----- Exercise material

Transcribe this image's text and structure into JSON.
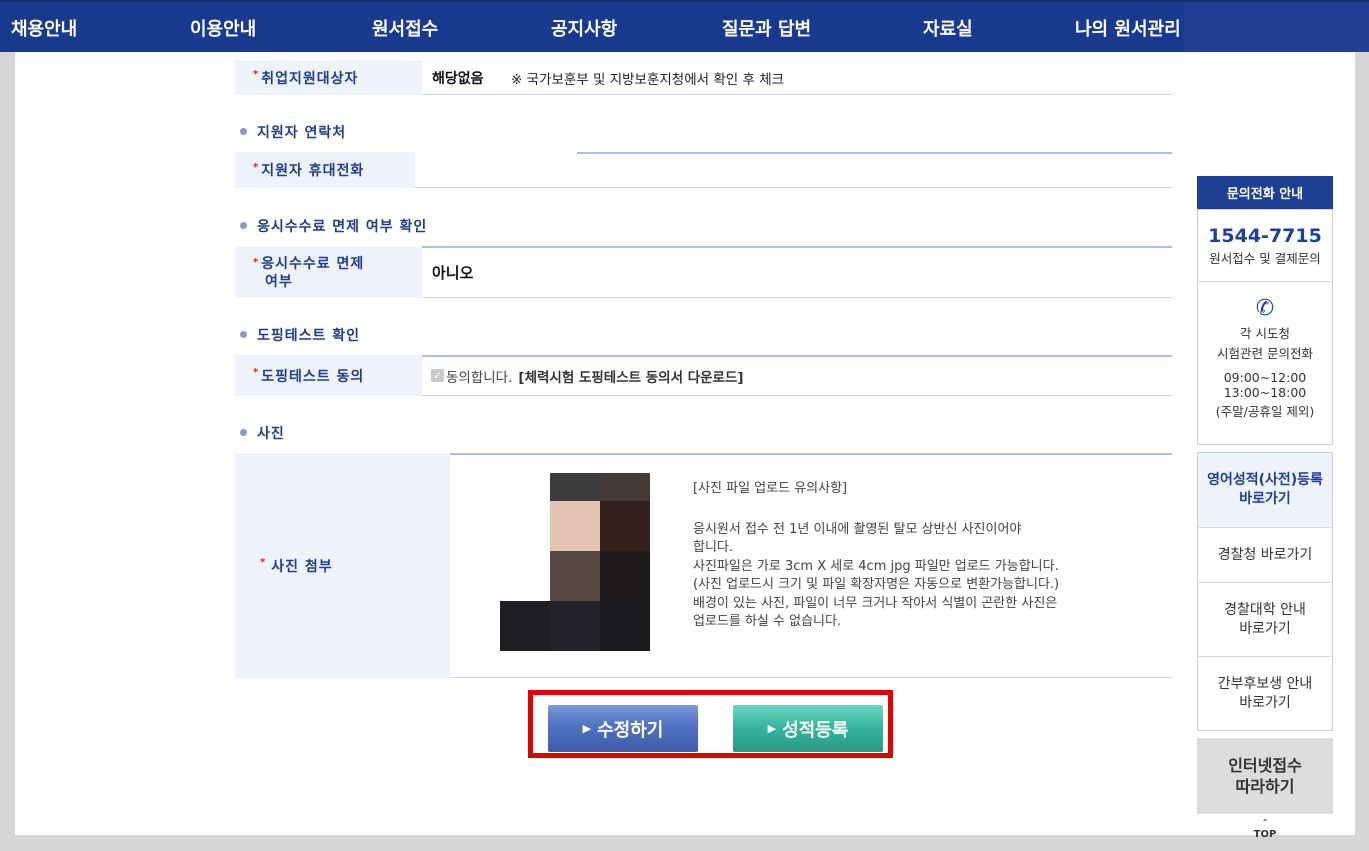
{
  "nav": {
    "items": [
      "채용안내",
      "이용안내",
      "원서접수",
      "공지사항",
      "질문과 답변",
      "자료실",
      "나의 원서관리"
    ]
  },
  "form": {
    "employment_support": {
      "label": "취업지원대상자",
      "value": "해당없음",
      "note": "※ 국가보훈부 및 지방보훈지청에서 확인 후 체크"
    },
    "contact_section": "지원자 연락처",
    "mobile": {
      "label": "지원자 휴대전화",
      "value": ""
    },
    "fee_section": "응시수수료 면제 여부 확인",
    "fee_exempt": {
      "label_line1": "응시수수료 면제",
      "label_line2": "여부",
      "value": "아니오"
    },
    "doping_section": "도핑테스트 확인",
    "doping": {
      "label": "도핑테스트 동의",
      "agree_text": "동의합니다.",
      "download_link": "[체력시험 도핑테스트 동의서 다운로드]",
      "checked": true
    },
    "photo_section": "사진",
    "photo": {
      "label": "사진 첨부",
      "notice_title": "[사진 파일 업로드 유의사항]",
      "notice_lines": [
        "응시원서 접수 전 1년 이내에 촬영된 탈모 상반신 사진이어야",
        "합니다.",
        "사진파일은 가로 3cm X 세로 4cm jpg 파일만 업로드 가능합니다.",
        "(사진 업로드시 크기 및 파일 확장자명은 자동으로 변환가능합니다.)",
        "배경이 있는 사진, 파일이 너무 크거나 작아서 식별이 곤란한 사진은",
        "업로드를 하실 수 없습니다."
      ]
    }
  },
  "buttons": {
    "edit": "수정하기",
    "score": "성적등록"
  },
  "side": {
    "head": "문의전화 안내",
    "phone": "1544-7715",
    "phone_desc": "원서접수 및 결제문의",
    "regional_line1": "각 시도청",
    "regional_line2": "시험관련 문의전화",
    "hours1": "09:00~12:00",
    "hours2": "13:00~18:00",
    "hours_note": "(주말/공휴일 제외)",
    "links": [
      {
        "line1": "영어성적(사전)등록",
        "line2": "바로가기"
      },
      {
        "line1": "경찰청 바로가기",
        "line2": ""
      },
      {
        "line1": "경찰대학 안내",
        "line2": "바로가기"
      },
      {
        "line1": "간부후보생 안내",
        "line2": "바로가기"
      }
    ],
    "guide_line1": "인터넷접수",
    "guide_line2": "따라하기",
    "top": "TOP"
  },
  "colors": {
    "nav": "#1a3a8f",
    "label_text": "#1f3d8a",
    "required": "#e01f1f",
    "highlight": "#e10000"
  }
}
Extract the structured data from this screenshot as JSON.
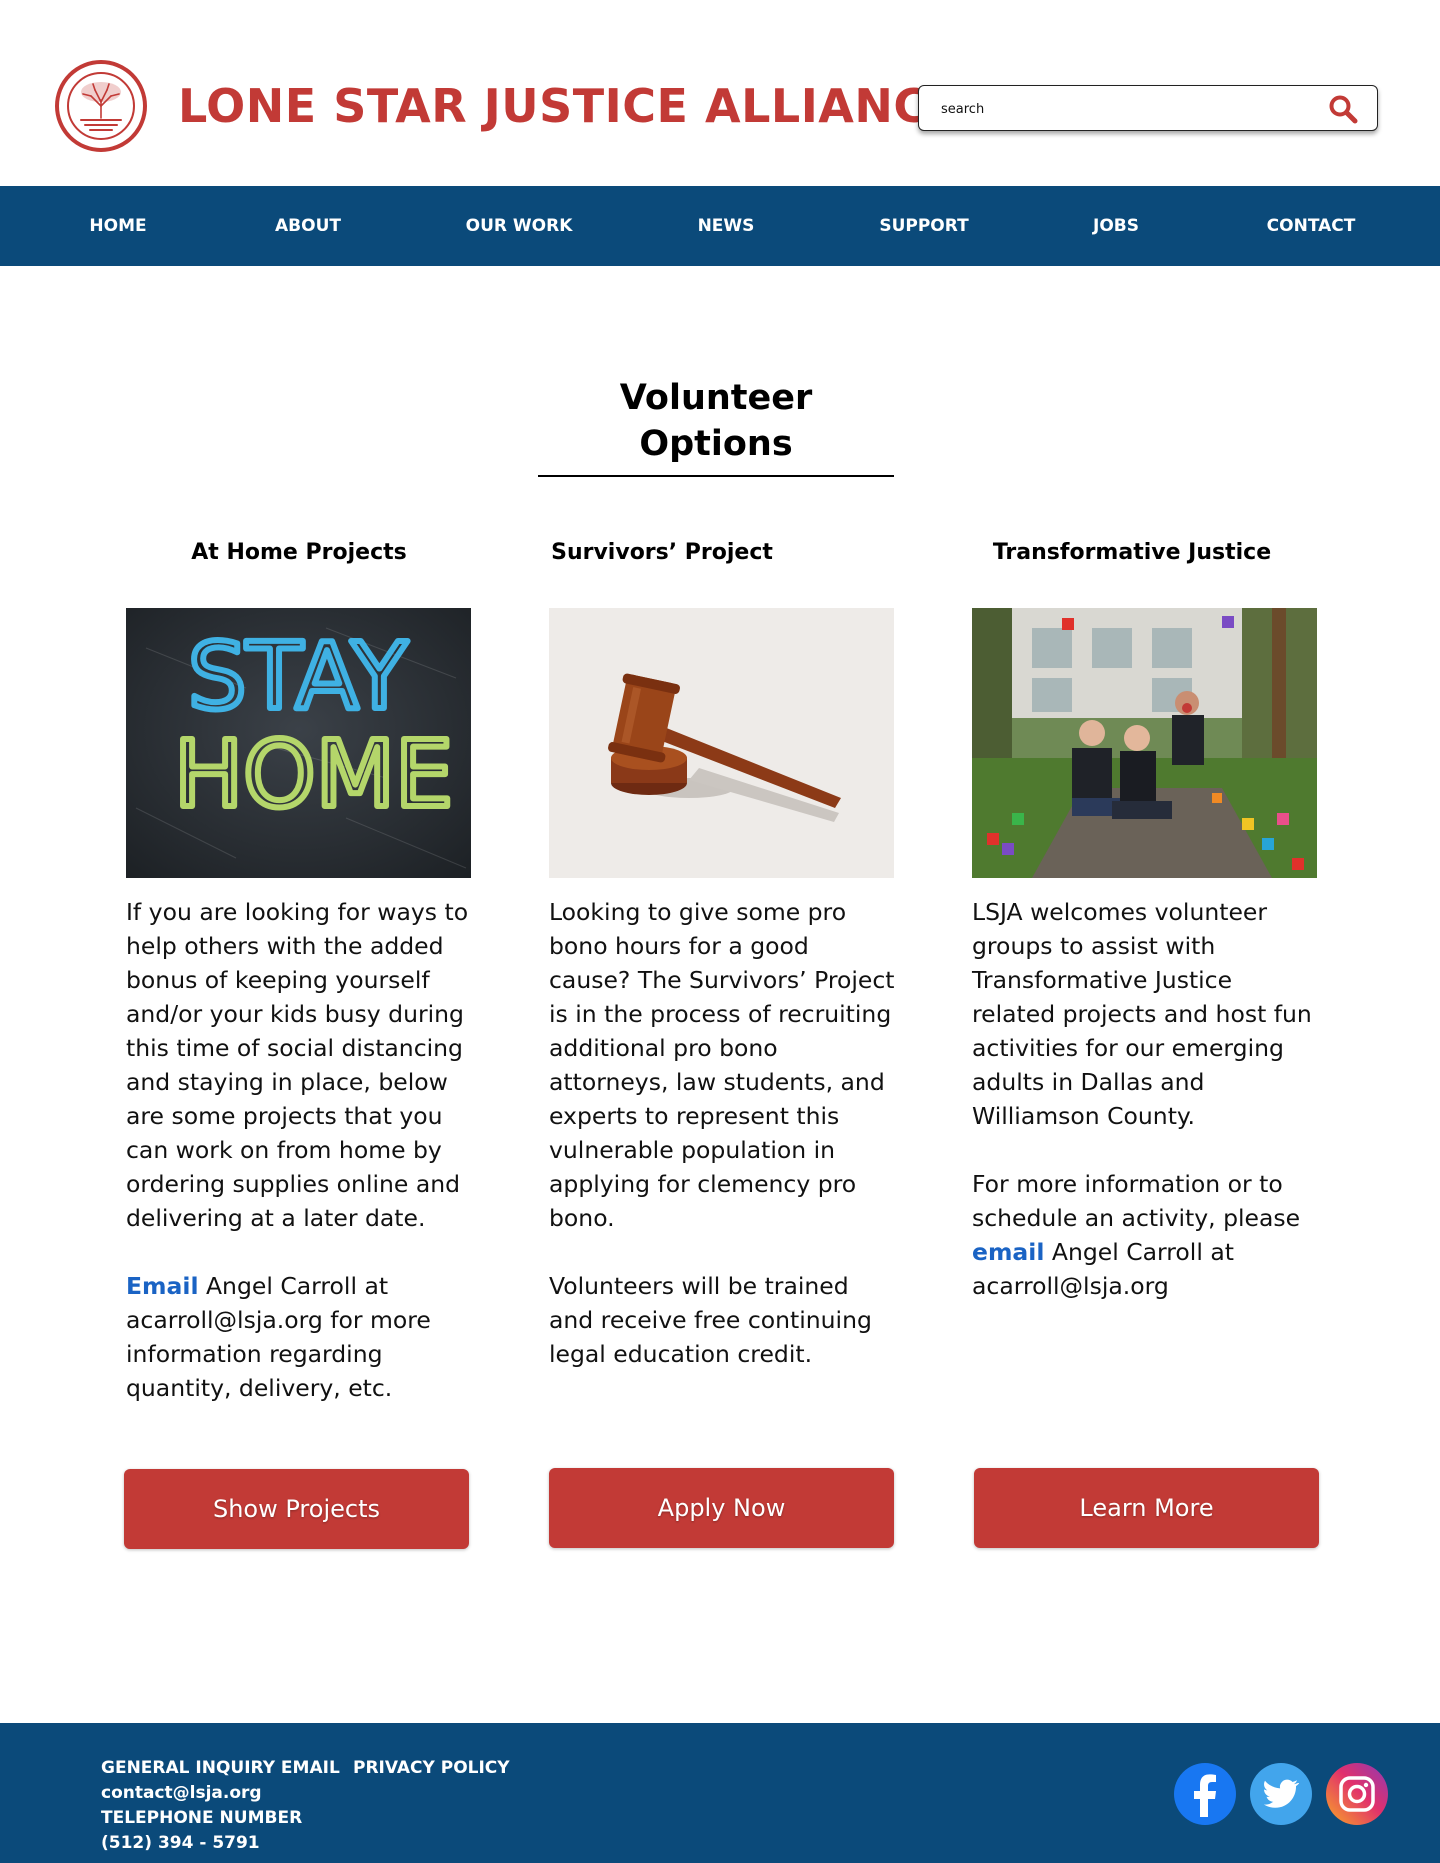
{
  "header": {
    "site_title": "LONE STAR JUSTICE ALLIANCE",
    "search_placeholder": "search"
  },
  "nav": {
    "items": [
      "HOME",
      "ABOUT",
      "OUR WORK",
      "NEWS",
      "SUPPORT",
      "JOBS",
      "CONTACT"
    ]
  },
  "main": {
    "page_title": "Volunteer Options",
    "columns": [
      {
        "title": "At Home Projects",
        "image_text": [
          "STAY",
          "HOME"
        ],
        "paragraph1": "If you are looking for ways to help others with the added bonus of keeping yourself and/or your kids busy during this time of social distancing and staying in place, below are some projects that you can work on from home by ordering supplies online and delivering at a later date.",
        "email_link": "Email",
        "paragraph2_rest": " Angel Carroll at acarroll@lsja.org for more information regarding quantity, delivery, etc.",
        "button": "Show Projects"
      },
      {
        "title": "Survivors’ Project",
        "paragraph1": "Looking to give some pro bono hours for a good cause? The Survivors’ Project is in the process of recruiting additional pro bono attorneys, law students, and experts to represent this vulnerable population in applying for clemency pro bono.",
        "paragraph2": "Volunteers will be trained and receive free continuing legal education credit.",
        "button": "Apply Now"
      },
      {
        "title": "Transformative Justice",
        "paragraph1": "LSJA welcomes volunteer groups to assist with Transformative Justice related projects and host fun activities for our emerging adults in Dallas and Williamson County.",
        "paragraph2_pre": "For more information or to schedule an activity, please ",
        "email_link": "email",
        "paragraph2_rest": " Angel Carroll at acarroll@lsja.org",
        "button": "Learn More"
      }
    ]
  },
  "footer": {
    "general_inquiry_label": "GENERAL INQUIRY EMAIL",
    "privacy_policy": "PRIVACY POLICY",
    "contact_email": "contact@lsja.org",
    "telephone_label": "TELEPHONE NUMBER",
    "telephone": "(512) 394 - 5791",
    "social": [
      "facebook-icon",
      "twitter-icon",
      "instagram-icon"
    ]
  },
  "colors": {
    "brand_red": "#c23a36",
    "nav_blue": "#0b4a7a",
    "link_blue": "#1a63c4"
  }
}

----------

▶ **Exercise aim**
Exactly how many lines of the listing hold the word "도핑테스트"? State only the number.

▶ **Expected answer**
3